Beta human chorionic gonadotropin (hCG) testing refers to a blood test that can read the exact levels of hCG in a woman's blood. This can also be called a quantitative hCG test, and it is the most accurate test available for detecting pregnancy in its earliest stages. By comparison, urine pregnancy tests and and qualitative blood tests only detect the presence of hCG, but they are generally not sensitive enough to read levels below a certain amount. Beta hCG levels are therefore highly recommended for verifying a pregnancy as early as possible, and for checking on the health of a known pregnancy by ensuring that the readings of hCG are normal.
HCG is a hormone produced by cells which will become the placenta and is needed to alert the body that a pregnancy has occurred. This tells the brain and ovaries not to secrete additional hormones to bring about a monthly menstrual period, but to instead begin supplying hormones to support the pregnancy and its needs. Beta hCG levels should be able to predict a pregnancy within a day or two of implantation, which generally occurs four to seven days after conception. Implantation is when the group of cells which will become the baby, placenta, and yolk sac embed into the lining of the uterus.
The exact beta hCG levels will vary widely from woman to woman and from pregnancy to pregnancy. For this reason, hCG levels should not be used to determine the gestational age of the embryo or to determine a pregnancy's viability unless being compared to previous results. In most cases, as long as beta hCG levels are going up and doubling approximately every 48 hours, the pregnancy is considered viable. If levels go down or stay the same, this could indicate an early miscarriage.
Doctors do not normally perform routine tests to check beta hCG levels in detected pregnancies unless a problem is suspected. Issues that warrant testing may include vaginal bleeding, severe cramping, or a past miscarriage in the mother. Tests may be taken to get hCG levels and then taken again two days later to ensure that the hormone levels are increasing at the appropriate rate.
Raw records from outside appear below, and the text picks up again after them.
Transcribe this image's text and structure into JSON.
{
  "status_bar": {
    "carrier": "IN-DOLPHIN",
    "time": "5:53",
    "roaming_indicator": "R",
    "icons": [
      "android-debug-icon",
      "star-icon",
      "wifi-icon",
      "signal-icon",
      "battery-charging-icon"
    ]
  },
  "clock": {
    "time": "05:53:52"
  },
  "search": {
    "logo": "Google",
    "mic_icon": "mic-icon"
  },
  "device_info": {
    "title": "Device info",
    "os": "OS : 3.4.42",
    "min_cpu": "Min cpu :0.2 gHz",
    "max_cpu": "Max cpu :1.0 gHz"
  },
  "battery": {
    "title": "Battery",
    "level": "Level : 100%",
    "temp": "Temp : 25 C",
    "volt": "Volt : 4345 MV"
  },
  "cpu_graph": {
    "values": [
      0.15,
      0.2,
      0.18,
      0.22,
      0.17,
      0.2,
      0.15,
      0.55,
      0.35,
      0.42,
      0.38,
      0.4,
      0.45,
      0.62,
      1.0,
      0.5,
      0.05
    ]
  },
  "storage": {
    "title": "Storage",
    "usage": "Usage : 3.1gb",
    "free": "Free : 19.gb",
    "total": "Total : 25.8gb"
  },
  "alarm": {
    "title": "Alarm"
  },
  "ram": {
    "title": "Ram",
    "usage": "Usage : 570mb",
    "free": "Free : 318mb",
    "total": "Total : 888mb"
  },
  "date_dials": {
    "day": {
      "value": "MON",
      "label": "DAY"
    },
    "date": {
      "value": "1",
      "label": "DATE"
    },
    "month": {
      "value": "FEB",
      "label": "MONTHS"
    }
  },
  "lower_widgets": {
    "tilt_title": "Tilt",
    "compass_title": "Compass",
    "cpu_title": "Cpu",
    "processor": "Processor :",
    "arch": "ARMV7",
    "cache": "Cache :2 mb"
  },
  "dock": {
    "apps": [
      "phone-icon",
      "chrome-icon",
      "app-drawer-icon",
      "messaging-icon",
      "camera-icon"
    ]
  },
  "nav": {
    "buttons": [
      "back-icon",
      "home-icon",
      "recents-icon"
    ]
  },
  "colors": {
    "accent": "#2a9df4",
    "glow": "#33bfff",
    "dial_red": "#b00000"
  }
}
It should be noted, however, that in some cases hCG levels rise more quickly or slowly, even in healthy pregnancies. If beta hCG levels are rising at a slower than average rate, a trans-vaginal ultrasound may be the best way to determine whether or not the pregnancy is viable.